isometric

A

no movement of limb, load, weight, increase in force without length change

78
Q

Creatine phosphate ATP replenishing

A

CP + ADP yields ATP + Creatine (with creatine kinase as catalyst)
10-15s worth of E
anaerobic

79
Q

glycolysis

A

1 glucose yields 2 pyruvates, creating 2 ATP, lactic acid cycle to follow
30-60s of E
anaerobic, in cytosol

80
Q

aerobic respiration

A

requires oxygen, pyruvate reacts w O2 in mitochondria to yield 32-36 ATP

81
Q

fatigue is

A

decreased output due to recent activity

82
Q

command fatigue

A

CNS origin of fatigue

83
Q

muscle fatigue

A

high K+ in T-tubules that blocks it from communicating AP

84
Q

Oxygen debt

A

extra O2 thats needs to be replenished
E stores back in body after exercise

85
Q

force of muscle contraction is dependent on

A

1) number of muscle fibers stimulated:recruitment
2) size of muscle fibers: fatter cells have more filaments
3) rate of stimulation: frequency
4) length-tension relationship: more actin/myosin connections at rest length

86
Q

Describe a red muscle fiber

A

Slow, oxidative, lots of capillaries, little glycogen stores, for long distance jogging

87
Q

describe pink muscle fibers

A

fast, oxidative, moderate amount of capillaries, moderate glycogen stores, for tennis/vball

88
Q

describe white muscle fibers

A

fast, glycolysis, little capillaries, lots of glycogen stores, for sprinting/lifting

89
Q

what does aerobic/endurance exercise promote?

A

red fibers! Increased capillaries, myoglobin, and mitochondria

90
Q

what does resistance exercise promote?

A

white fibers! Increased size of fibers by adding myofibrils and increased glycogen stores

91
Q

smooth muscle size and shape

A

compared to skeletal muscle is small and has spindle shape

92
Q

smooth muscle arrangment

A

two layers
-outer, longitudinal layer
-inner, circular layer

93
Q

smooth muscle neural wiring

A

diffuse junction inputs from autonomic nervous system fibers that have varicosities where they release neurotransmitter

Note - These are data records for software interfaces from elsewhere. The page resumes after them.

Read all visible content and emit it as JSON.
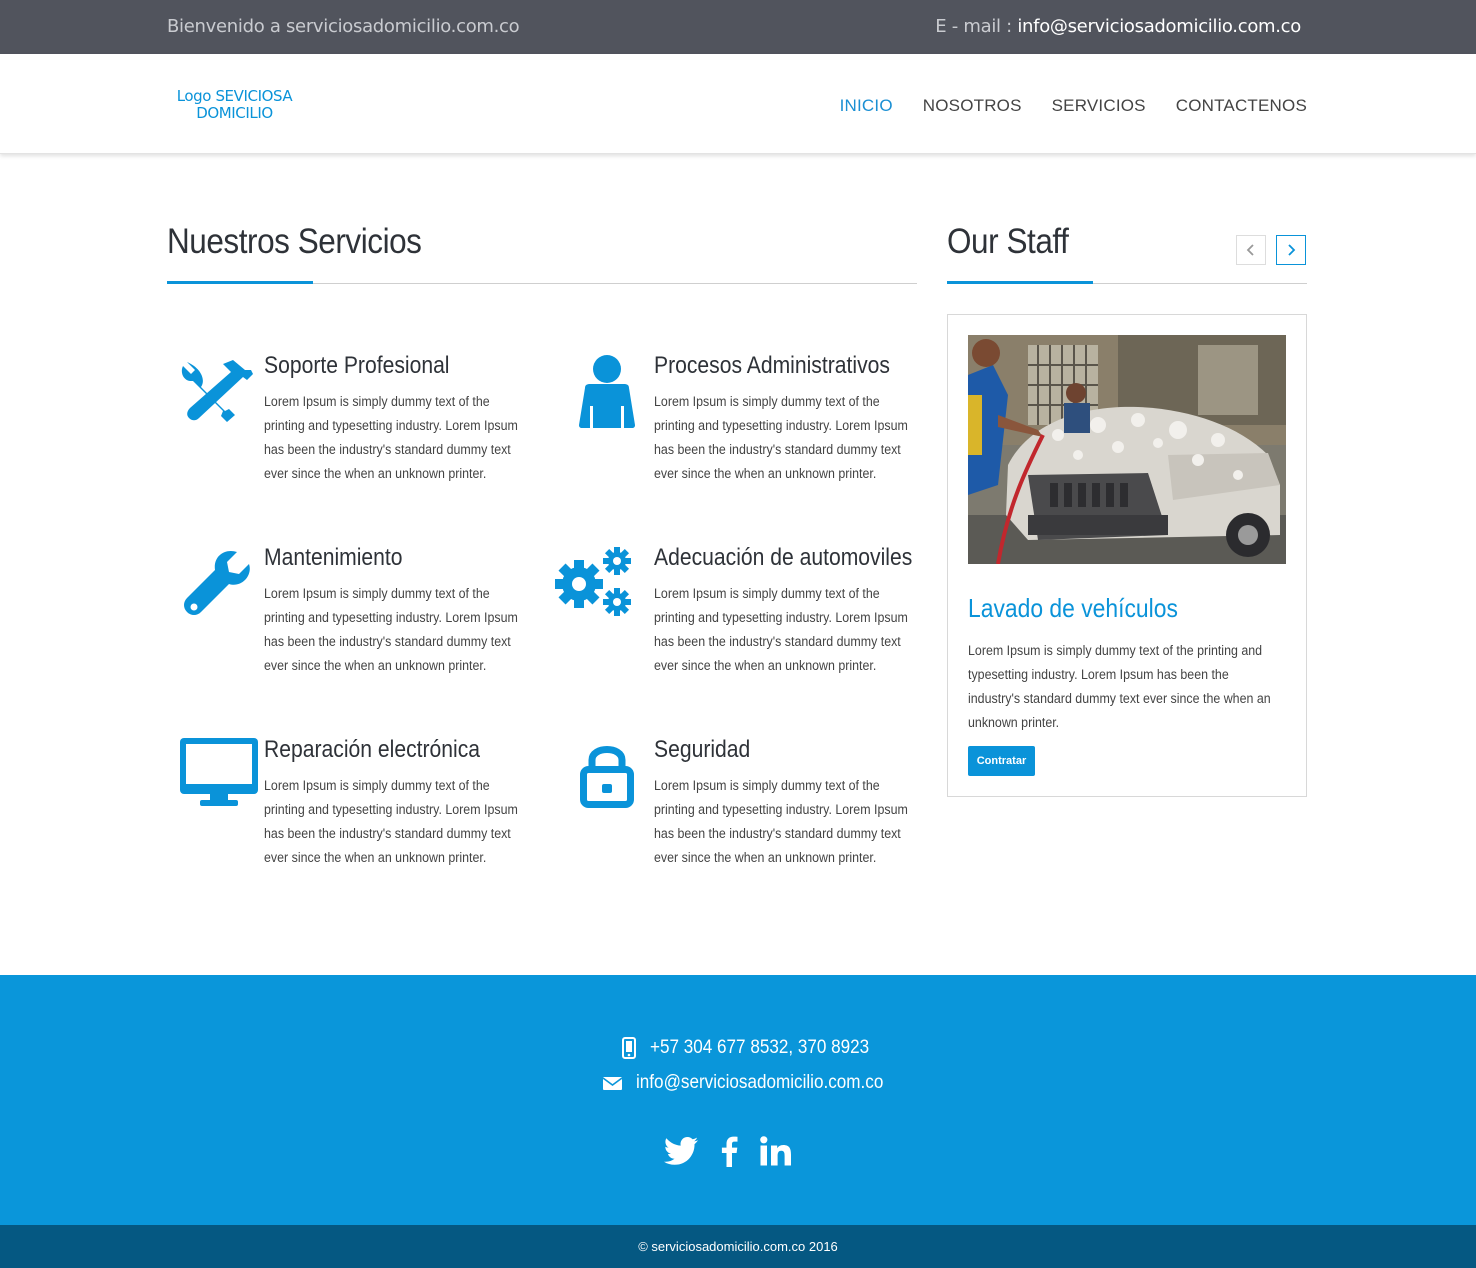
{
  "topbar": {
    "welcome": "Bienvenido a serviciosadomicilio.com.co",
    "email_label": "E - mail : ",
    "email": "info@serviciosadomicilio.com.co"
  },
  "header": {
    "logo_line1": "Logo SEVICIOSA",
    "logo_line2": "DOMICILIO",
    "nav": [
      "INICIO",
      "NOSOTROS",
      "SERVICIOS",
      "CONTACTENOS"
    ],
    "active_nav": "INICIO"
  },
  "services": {
    "title": "Nuestros Servicios",
    "items": [
      {
        "title": "Soporte Profesional",
        "icon": "tools-icon",
        "text": "Lorem Ipsum is simply dummy text of the printing and typesetting industry. Lorem Ipsum has been the industry's standard dummy text ever since the when an unknown printer."
      },
      {
        "title": "Procesos Administrativos",
        "icon": "user-icon",
        "text": "Lorem Ipsum is simply dummy text of the printing and typesetting industry. Lorem Ipsum has been the industry's standard dummy text ever since the when an unknown printer."
      },
      {
        "title": "Mantenimiento",
        "icon": "wrench-icon",
        "text": "Lorem Ipsum is simply dummy text of the printing and typesetting industry. Lorem Ipsum has been the industry's standard dummy text ever since the when an unknown printer."
      },
      {
        "title": "Adecuación de automoviles",
        "icon": "gears-icon",
        "text": "Lorem Ipsum is simply dummy text of the printing and typesetting industry. Lorem Ipsum has been the industry's standard dummy text ever since the when an unknown printer."
      },
      {
        "title": "Reparación electrónica",
        "icon": "monitor-icon",
        "text": "Lorem Ipsum is simply dummy text of the printing and typesetting industry. Lorem Ipsum has been the industry's standard dummy text ever since the when an unknown printer."
      },
      {
        "title": "Seguridad",
        "icon": "lock-icon",
        "text": "Lorem Ipsum is simply dummy text of the printing and typesetting industry. Lorem Ipsum has been the industry's standard dummy text ever since the when an unknown printer."
      }
    ]
  },
  "staff": {
    "title": "Our Staff",
    "prev_icon": "chevron-left-icon",
    "next_icon": "chevron-right-icon",
    "card": {
      "image": "car-wash-photo",
      "title": "Lavado de vehículos",
      "text": "Lorem Ipsum is simply dummy text of the printing and typesetting industry. Lorem Ipsum has been the industry's standard dummy text ever since the when an unknown printer.",
      "button": "Contratar"
    }
  },
  "footer": {
    "phone": "+57 304 677 8532, 370 8923",
    "email": "info@serviciosadomicilio.com.co",
    "social": [
      "twitter-icon",
      "facebook-icon",
      "linkedin-icon"
    ],
    "copyright": "© serviciosadomicilio.com.co 2016"
  },
  "colors": {
    "accent": "#0a93d9",
    "topbar": "#51545d",
    "footer": "#0a96da",
    "bottom_bar": "#055882"
  }
}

94
Q

organelles and proteins within smooth muscle

A

-small SR
-no T-tubules
-no troponin (use calmodulin)
-dense bodies allow for attachment of contractile filaments to cell membrane

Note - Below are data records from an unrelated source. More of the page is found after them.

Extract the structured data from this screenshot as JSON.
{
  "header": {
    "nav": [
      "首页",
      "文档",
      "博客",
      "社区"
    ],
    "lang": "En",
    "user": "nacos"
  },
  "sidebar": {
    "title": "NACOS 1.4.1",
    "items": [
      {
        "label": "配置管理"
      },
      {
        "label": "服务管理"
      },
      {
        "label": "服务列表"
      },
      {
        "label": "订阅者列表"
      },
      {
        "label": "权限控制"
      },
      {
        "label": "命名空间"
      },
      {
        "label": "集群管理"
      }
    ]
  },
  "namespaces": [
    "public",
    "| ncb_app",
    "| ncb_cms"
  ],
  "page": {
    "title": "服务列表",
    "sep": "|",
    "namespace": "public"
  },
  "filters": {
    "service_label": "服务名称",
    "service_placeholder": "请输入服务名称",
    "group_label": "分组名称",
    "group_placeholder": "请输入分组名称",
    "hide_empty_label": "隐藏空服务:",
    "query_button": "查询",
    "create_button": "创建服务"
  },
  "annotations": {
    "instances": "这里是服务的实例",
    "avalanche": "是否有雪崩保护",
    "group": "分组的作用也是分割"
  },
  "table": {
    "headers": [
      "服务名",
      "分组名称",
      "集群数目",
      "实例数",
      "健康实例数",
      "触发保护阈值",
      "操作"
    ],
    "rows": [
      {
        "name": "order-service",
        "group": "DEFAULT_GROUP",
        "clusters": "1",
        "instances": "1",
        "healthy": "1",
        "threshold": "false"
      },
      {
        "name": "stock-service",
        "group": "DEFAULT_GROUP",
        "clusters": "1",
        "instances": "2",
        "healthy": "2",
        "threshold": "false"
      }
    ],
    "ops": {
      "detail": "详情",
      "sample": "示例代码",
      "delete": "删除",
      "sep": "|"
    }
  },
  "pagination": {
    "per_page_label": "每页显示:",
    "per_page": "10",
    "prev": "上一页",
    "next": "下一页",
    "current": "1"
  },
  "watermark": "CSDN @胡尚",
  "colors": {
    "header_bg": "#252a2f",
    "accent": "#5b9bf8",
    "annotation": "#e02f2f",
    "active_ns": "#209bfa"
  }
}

95
Q

smooth muscle contraction is synchronous

A

neighboring cells fire and contract together, activity spreads from one to the next, connected via gap junctions

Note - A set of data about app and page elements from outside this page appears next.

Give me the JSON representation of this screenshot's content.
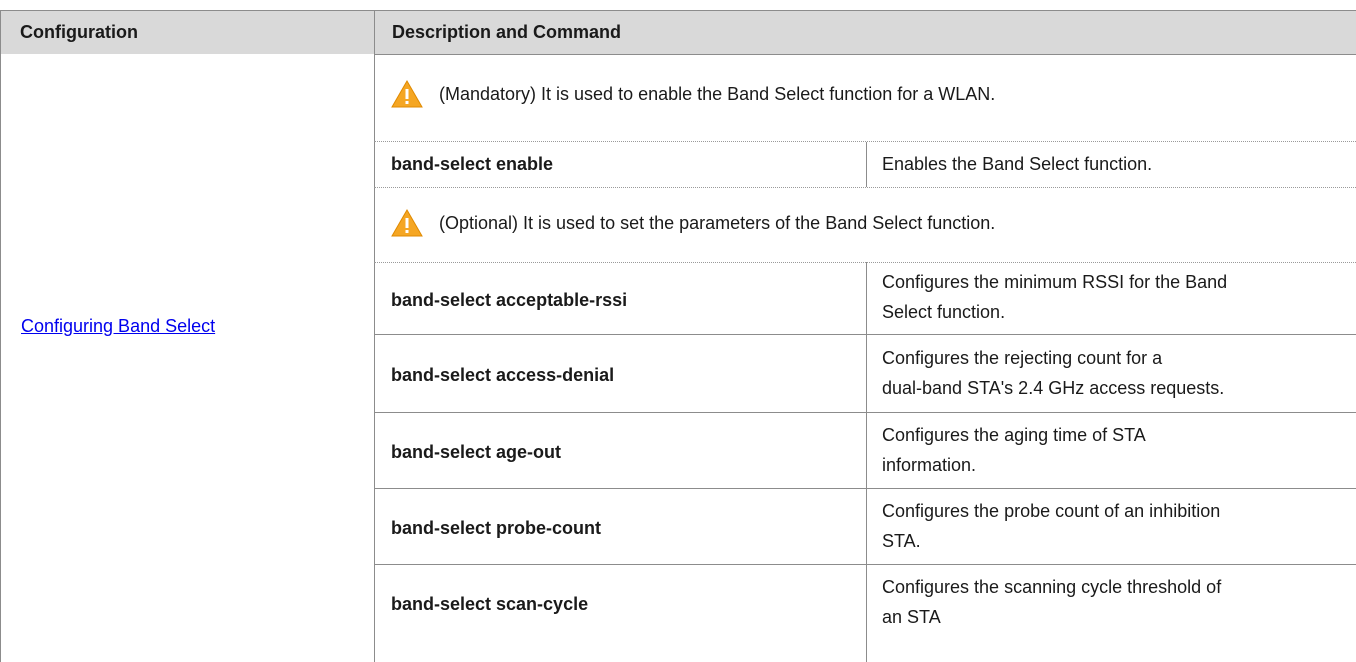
{
  "header": {
    "col1": "Configuration",
    "col2": "Description and Command"
  },
  "left_link": "Configuring Band Select",
  "notes": {
    "mandatory": "(Mandatory) It is used to enable the Band Select function for a WLAN.",
    "optional": "(Optional) It is used to set the parameters of the Band Select function."
  },
  "rows": [
    {
      "command": "band-select enable",
      "desc_line1": "Enables the Band Select function.",
      "desc_line2": ""
    },
    {
      "command": "band-select acceptable-rssi",
      "desc_line1": "Configures the minimum RSSI for the Band",
      "desc_line2": "Select function."
    },
    {
      "command": "band-select access-denial",
      "desc_line1": "Configures the rejecting count for a",
      "desc_line2": "dual-band STA's 2.4 GHz access requests."
    },
    {
      "command": "band-select age-out",
      "desc_line1": "Configures the aging time of STA",
      "desc_line2": "information."
    },
    {
      "command": "band-select probe-count",
      "desc_line1": "Configures the probe count of an inhibition",
      "desc_line2": "STA."
    },
    {
      "command": "band-select scan-cycle",
      "desc_line1": "Configures the scanning cycle threshold of",
      "desc_line2": "an STA"
    }
  ],
  "icons": {
    "warning": "warning-icon",
    "warning_color": "#f5a623"
  }
}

96
Q

smooth muscle vs skeletal muscle contraction similarities

A

myosin pulls on actin, ATP required, Ca++ start process

97
Q

smooth muscle vs skeletal muscle contraction differences

A

In smooth muscle contraction: mast of Ca++ comes into cell from extracellular fluid and binds to calmodulin to activate. Once calmodulin is activated, it activates a kinase which phosphorlyates myosin. Myosin pulls actin. Contraction tends to be much slower, likes to hold on longer so it burns less ATP, myosin grabs actin in opposing directions to shrink muscle

98
Q

Regulation of contraction

A

-autonomic nerve endings can excite or inhibit smooth muscle
-hormones/local factors (adernaline, pH, O2, CO2)

99
Q

Types of smooth muscle

A

-single unit SM(most common, have gap junction to stick together)
-multiunit SM ( only in select places, allows for finer control within more autonomic neurons ex: iris light rxn)

100
Q

agonist

A

prime mover

101
Q

antagonist

A

provides braking force

102
Q

synergist

A

cooperates in supporting role

103
Q

what are the components of a muscles name?

A

location, shape, size, fascicle/fiber arrangements, number of heads, location of attachments, and action

104
Q

how can fascicles be arranged

A

parallel, convergent, pennate (uni/bi -pennate), circular, fusiform)